Component data from apps and pages
• • • • • • •

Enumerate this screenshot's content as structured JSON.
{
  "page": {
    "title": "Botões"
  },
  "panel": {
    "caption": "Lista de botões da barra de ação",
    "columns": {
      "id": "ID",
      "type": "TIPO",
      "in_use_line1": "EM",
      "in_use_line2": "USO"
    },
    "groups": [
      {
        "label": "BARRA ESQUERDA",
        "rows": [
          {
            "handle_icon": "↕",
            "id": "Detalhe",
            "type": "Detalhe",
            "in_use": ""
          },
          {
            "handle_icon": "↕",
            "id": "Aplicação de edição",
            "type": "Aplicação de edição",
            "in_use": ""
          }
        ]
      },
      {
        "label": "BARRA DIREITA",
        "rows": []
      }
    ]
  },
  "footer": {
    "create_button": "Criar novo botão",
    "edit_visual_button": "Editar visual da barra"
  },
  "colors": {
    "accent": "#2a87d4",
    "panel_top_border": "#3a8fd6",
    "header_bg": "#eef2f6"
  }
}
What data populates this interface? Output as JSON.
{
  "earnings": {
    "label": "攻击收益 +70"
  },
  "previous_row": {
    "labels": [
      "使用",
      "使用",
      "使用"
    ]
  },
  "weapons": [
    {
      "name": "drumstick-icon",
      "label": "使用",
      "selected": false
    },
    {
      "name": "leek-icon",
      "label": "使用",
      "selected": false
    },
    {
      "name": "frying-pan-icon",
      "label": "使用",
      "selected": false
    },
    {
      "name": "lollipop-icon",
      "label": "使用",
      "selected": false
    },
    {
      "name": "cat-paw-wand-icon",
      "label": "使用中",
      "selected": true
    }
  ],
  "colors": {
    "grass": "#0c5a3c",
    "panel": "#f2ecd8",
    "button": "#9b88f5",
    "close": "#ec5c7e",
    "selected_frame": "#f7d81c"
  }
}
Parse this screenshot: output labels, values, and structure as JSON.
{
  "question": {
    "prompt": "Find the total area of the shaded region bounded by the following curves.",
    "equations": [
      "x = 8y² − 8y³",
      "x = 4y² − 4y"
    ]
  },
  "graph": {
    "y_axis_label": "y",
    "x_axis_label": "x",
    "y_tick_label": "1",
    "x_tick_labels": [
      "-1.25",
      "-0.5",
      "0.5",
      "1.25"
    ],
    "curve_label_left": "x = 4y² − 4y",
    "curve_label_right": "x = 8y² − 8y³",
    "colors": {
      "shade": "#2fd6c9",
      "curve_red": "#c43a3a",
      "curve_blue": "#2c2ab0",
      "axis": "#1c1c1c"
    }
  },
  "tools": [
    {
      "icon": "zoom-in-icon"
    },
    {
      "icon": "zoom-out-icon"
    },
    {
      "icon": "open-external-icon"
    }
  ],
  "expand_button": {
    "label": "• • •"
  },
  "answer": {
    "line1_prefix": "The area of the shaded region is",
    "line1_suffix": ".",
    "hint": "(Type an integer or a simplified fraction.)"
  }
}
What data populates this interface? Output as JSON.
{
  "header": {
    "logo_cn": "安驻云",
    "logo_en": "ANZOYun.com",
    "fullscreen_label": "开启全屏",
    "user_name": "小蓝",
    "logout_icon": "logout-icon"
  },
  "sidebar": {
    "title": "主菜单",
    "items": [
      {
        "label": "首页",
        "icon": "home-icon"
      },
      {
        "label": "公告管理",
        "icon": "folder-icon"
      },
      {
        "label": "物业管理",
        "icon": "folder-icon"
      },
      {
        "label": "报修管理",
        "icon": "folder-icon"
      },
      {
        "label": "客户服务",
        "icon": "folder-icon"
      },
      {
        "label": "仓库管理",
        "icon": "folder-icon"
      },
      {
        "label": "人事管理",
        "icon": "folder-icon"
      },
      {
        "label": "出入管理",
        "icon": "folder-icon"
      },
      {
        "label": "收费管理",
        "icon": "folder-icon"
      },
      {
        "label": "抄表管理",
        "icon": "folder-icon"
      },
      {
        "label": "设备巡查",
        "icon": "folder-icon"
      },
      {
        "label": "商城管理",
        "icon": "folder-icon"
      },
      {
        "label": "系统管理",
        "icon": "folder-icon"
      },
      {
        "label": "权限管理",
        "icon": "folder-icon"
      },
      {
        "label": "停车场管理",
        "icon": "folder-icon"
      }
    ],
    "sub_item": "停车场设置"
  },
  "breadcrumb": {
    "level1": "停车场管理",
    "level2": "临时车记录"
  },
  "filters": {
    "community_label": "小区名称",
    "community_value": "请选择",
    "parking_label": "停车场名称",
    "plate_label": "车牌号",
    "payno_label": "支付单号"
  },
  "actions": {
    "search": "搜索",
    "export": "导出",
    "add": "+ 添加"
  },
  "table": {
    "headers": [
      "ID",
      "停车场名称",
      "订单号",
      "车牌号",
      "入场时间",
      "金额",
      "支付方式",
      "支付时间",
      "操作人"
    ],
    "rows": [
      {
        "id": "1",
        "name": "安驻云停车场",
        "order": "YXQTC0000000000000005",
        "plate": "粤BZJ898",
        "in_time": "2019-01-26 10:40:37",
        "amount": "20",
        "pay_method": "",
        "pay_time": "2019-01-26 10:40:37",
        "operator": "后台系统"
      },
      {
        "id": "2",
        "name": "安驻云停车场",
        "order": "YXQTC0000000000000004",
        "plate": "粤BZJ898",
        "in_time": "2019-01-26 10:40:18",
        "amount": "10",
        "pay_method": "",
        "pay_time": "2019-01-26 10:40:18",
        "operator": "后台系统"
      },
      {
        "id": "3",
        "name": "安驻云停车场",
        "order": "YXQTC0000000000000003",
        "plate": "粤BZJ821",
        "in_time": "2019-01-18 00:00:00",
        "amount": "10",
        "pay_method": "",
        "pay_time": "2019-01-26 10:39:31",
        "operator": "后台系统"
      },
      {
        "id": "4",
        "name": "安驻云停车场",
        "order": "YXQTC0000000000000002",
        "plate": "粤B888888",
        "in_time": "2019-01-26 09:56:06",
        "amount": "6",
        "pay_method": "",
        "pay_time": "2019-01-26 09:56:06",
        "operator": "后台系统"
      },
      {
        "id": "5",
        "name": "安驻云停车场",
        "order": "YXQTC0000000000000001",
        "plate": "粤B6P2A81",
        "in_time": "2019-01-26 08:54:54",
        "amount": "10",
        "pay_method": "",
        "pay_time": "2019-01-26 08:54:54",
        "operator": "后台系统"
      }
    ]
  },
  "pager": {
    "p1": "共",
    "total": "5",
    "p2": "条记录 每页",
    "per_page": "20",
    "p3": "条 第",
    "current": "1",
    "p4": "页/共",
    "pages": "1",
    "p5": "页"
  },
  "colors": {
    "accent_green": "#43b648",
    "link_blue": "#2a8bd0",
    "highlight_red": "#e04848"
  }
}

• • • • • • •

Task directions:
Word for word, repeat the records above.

Written response:
Enumerate this screenshot's content as structured JSON.
{
  "page": {
    "title": "Botões"
  },
  "panel": {
    "caption": "Lista de botões da barra de ação",
    "columns": {
      "id": "ID",
      "type": "TIPO",
      "in_use_line1": "EM",
      "in_use_line2": "USO"
    },
    "groups": [
      {
        "label": "BARRA ESQUERDA",
        "rows": [
          {
            "handle_icon": "↕",
            "id": "Detalhe",
            "type": "Detalhe",
            "in_use": ""
          },
          {
            "handle_icon": "↕",
            "id": "Aplicação de edição",
            "type": "Aplicação de edição",
            "in_use": ""
          }
        ]
      },
      {
        "label": "BARRA DIREITA",
        "rows": []
      }
    ]
  },
  "footer": {
    "create_button": "Criar novo botão",
    "edit_visual_button": "Editar visual da barra"
  },
  "colors": {
    "accent": "#2a87d4",
    "panel_top_border": "#3a8fd6",
    "header_bg": "#eef2f6"
  }
}
What data populates this interface? Output as JSON.
{
  "earnings": {
    "label": "攻击收益 +70"
  },
  "previous_row": {
    "labels": [
      "使用",
      "使用",
      "使用"
    ]
  },
  "weapons": [
    {
      "name": "drumstick-icon",
      "label": "使用",
      "selected": false
    },
    {
      "name": "leek-icon",
      "label": "使用",
      "selected": false
    },
    {
      "name": "frying-pan-icon",
      "label": "使用",
      "selected": false
    },
    {
      "name": "lollipop-icon",
      "label": "使用",
      "selected": false
    },
    {
      "name": "cat-paw-wand-icon",
      "label": "使用中",
      "selected": true
    }
  ],
  "colors": {
    "grass": "#0c5a3c",
    "panel": "#f2ecd8",
    "button": "#9b88f5",
    "close": "#ec5c7e",
    "selected_frame": "#f7d81c"
  }
}
Parse this screenshot: output labels, values, and structure as JSON.
{
  "question": {
    "prompt": "Find the total area of the shaded region bounded by the following curves.",
    "equations": [
      "x = 8y² − 8y³",
      "x = 4y² − 4y"
    ]
  },
  "graph": {
    "y_axis_label": "y",
    "x_axis_label": "x",
    "y_tick_label": "1",
    "x_tick_labels": [
      "-1.25",
      "-0.5",
      "0.5",
      "1.25"
    ],
    "curve_label_left": "x = 4y² − 4y",
    "curve_label_right": "x = 8y² − 8y³",
    "colors": {
      "shade": "#2fd6c9",
      "curve_red": "#c43a3a",
      "curve_blue": "#2c2ab0",
      "axis": "#1c1c1c"
    }
  },
  "tools": [
    {
      "icon": "zoom-in-icon"
    },
    {
      "icon": "zoom-out-icon"
    },
    {
      "icon": "open-external-icon"
    }
  ],
  "expand_button": {
    "label": "• • •"
  },
  "answer": {
    "line1_prefix": "The area of the shaded region is",
    "line1_suffix": ".",
    "hint": "(Type an integer or a simplified fraction.)"
  }
}
What data populates this interface? Output as JSON.
{
  "header": {
    "logo_cn": "安驻云",
    "logo_en": "ANZOYun.com",
    "fullscreen_label": "开启全屏",
    "user_name": "小蓝",
    "logout_icon": "logout-icon"
  },
  "sidebar": {
    "title": "主菜单",
    "items": [
      {
        "label": "首页",
        "icon": "home-icon"
      },
      {
        "label": "公告管理",
        "icon": "folder-icon"
      },
      {
        "label": "物业管理",
        "icon": "folder-icon"
      },
      {
        "label": "报修管理",
        "icon": "folder-icon"
      },
      {
        "label": "客户服务",
        "icon": "folder-icon"
      },
      {
        "label": "仓库管理",
        "icon": "folder-icon"
      },
      {
        "label": "人事管理",
        "icon": "folder-icon"
      },
      {
        "label": "出入管理",
        "icon": "folder-icon"
      },
      {
        "label": "收费管理",
        "icon": "folder-icon"
      },
      {
        "label": "抄表管理",
        "icon": "folder-icon"
      },
      {
        "label": "设备巡查",
        "icon": "folder-icon"
      },
      {
        "label": "商城管理",
        "icon": "folder-icon"
      },
      {
        "label": "系统管理",
        "icon": "folder-icon"
      },
      {
        "label": "权限管理",
        "icon": "folder-icon"
      },
      {
        "label": "停车场管理",
        "icon": "folder-icon"
      }
    ],
    "sub_item": "停车场设置"
  },
  "breadcrumb": {
    "level1": "停车场管理",
    "level2": "临时车记录"
  },
  "filters": {
    "community_label": "小区名称",
    "community_value": "请选择",
    "parking_label": "停车场名称",
    "plate_label": "车牌号",
    "payno_label": "支付单号"
  },
  "actions": {
    "search": "搜索",
    "export": "导出",
    "add": "+ 添加"
  },
  "table": {
    "headers": [
      "ID",
      "停车场名称",
      "订单号",
      "车牌号",
      "入场时间",
      "金额",
      "支付方式",
      "支付时间",
      "操作人"
    ],
    "rows": [
      {
        "id": "1",
        "name": "安驻云停车场",
        "order": "YXQTC0000000000000005",
        "plate": "粤BZJ898",
        "in_time": "2019-01-26 10:40:37",
        "amount": "20",
        "pay_method": "",
        "pay_time": "2019-01-26 10:40:37",
        "operator": "后台系统"
      },
      {
        "id": "2",
        "name": "安驻云停车场",
        "order": "YXQTC0000000000000004",
        "plate": "粤BZJ898",
        "in_time": "2019-01-26 10:40:18",
        "amount": "10",
        "pay_method": "",
        "pay_time": "2019-01-26 10:40:18",
        "operator": "后台系统"
      },
      {
        "id": "3",
        "name": "安驻云停车场",
        "order": "YXQTC0000000000000003",
        "plate": "粤BZJ821",
        "in_time": "2019-01-18 00:00:00",
        "amount": "10",
        "pay_method": "",
        "pay_time": "2019-01-26 10:39:31",
        "operator": "后台系统"
      },
      {
        "id": "4",
        "name": "安驻云停车场",
        "order": "YXQTC0000000000000002",
        "plate": "粤B888888",
        "in_time": "2019-01-26 09:56:06",
        "amount": "6",
        "pay_method": "",
        "pay_time": "2019-01-26 09:56:06",
        "operator": "后台系统"
      },
      {
        "id": "5",
        "name": "安驻云停车场",
        "order": "YXQTC0000000000000001",
        "plate": "粤B6P2A81",
        "in_time": "2019-01-26 08:54:54",
        "amount": "10",
        "pay_method": "",
        "pay_time": "2019-01-26 08:54:54",
        "operator": "后台系统"
      }
    ]
  },
  "pager": {
    "p1": "共",
    "total": "5",
    "p2": "条记录 每页",
    "per_page": "20",
    "p3": "条 第",
    "current": "1",
    "p4": "页/共",
    "pages": "1",
    "p5": "页"
  },
  "colors": {
    "accent_green": "#43b648",
    "link_blue": "#2a8bd0",
    "highlight_red": "#e04848"
  }
}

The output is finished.